» Information
*** Begin section ***

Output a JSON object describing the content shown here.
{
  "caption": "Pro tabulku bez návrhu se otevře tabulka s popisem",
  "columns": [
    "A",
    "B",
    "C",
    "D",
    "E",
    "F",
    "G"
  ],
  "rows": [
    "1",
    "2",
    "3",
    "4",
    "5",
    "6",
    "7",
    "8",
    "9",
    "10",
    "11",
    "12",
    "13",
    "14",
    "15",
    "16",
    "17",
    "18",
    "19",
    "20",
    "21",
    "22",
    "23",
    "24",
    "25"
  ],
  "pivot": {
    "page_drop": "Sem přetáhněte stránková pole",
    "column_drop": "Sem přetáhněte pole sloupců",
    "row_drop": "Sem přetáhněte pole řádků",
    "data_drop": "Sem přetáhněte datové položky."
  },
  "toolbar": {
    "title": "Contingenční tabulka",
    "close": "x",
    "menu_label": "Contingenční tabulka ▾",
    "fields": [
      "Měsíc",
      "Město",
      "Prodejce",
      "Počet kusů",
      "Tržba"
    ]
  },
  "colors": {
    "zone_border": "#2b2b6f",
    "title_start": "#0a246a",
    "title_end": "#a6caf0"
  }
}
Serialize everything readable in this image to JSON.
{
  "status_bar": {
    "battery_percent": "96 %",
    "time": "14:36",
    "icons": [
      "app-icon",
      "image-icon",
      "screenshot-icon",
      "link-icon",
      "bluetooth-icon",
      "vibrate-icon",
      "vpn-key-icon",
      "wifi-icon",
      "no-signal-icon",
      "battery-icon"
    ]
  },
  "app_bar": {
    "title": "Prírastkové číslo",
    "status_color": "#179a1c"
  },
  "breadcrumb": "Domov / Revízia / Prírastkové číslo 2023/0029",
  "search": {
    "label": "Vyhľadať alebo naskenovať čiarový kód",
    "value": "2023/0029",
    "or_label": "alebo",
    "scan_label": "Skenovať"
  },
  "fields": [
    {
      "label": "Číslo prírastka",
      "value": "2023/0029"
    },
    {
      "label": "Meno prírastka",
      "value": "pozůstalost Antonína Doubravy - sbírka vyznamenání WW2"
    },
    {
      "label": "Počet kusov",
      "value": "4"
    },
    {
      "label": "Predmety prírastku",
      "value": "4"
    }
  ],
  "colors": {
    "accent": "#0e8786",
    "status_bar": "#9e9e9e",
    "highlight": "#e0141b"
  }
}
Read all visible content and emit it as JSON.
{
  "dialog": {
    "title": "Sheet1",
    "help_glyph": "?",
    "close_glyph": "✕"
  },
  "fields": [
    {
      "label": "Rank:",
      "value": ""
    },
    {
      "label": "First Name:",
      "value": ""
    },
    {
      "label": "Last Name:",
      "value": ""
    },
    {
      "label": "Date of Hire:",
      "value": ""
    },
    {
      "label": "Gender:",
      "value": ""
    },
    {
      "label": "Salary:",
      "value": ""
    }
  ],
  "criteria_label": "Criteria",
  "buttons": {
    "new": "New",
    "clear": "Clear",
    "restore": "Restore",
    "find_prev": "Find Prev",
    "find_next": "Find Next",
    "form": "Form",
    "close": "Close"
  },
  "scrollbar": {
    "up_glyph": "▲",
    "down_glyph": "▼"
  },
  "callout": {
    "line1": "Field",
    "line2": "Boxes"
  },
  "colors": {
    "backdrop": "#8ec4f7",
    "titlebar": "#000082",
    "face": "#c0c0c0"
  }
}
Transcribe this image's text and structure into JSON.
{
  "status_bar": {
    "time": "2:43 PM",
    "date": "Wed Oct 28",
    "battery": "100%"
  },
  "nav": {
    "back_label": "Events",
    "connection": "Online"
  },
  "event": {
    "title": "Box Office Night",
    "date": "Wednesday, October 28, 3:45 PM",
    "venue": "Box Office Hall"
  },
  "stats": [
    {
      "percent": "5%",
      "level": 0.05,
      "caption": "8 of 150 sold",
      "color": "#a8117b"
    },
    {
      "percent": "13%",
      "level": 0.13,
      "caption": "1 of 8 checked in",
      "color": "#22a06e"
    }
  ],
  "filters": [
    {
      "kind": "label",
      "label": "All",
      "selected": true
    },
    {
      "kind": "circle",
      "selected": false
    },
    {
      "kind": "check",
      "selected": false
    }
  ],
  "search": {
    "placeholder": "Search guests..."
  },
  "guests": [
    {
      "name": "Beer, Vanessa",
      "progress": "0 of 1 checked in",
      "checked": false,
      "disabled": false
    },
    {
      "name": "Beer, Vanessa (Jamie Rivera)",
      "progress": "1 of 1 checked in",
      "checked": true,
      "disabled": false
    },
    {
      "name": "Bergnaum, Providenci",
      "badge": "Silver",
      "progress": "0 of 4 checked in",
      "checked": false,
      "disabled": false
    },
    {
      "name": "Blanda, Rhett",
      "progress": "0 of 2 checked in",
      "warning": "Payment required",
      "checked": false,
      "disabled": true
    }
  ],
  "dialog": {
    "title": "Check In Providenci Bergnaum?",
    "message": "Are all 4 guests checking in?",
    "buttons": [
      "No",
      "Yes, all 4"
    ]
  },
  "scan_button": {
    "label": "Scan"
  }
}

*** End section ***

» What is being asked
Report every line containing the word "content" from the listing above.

» Completed exercise
Output a JSON object describing the content shown here.
Read all visible content and emit it as JSON.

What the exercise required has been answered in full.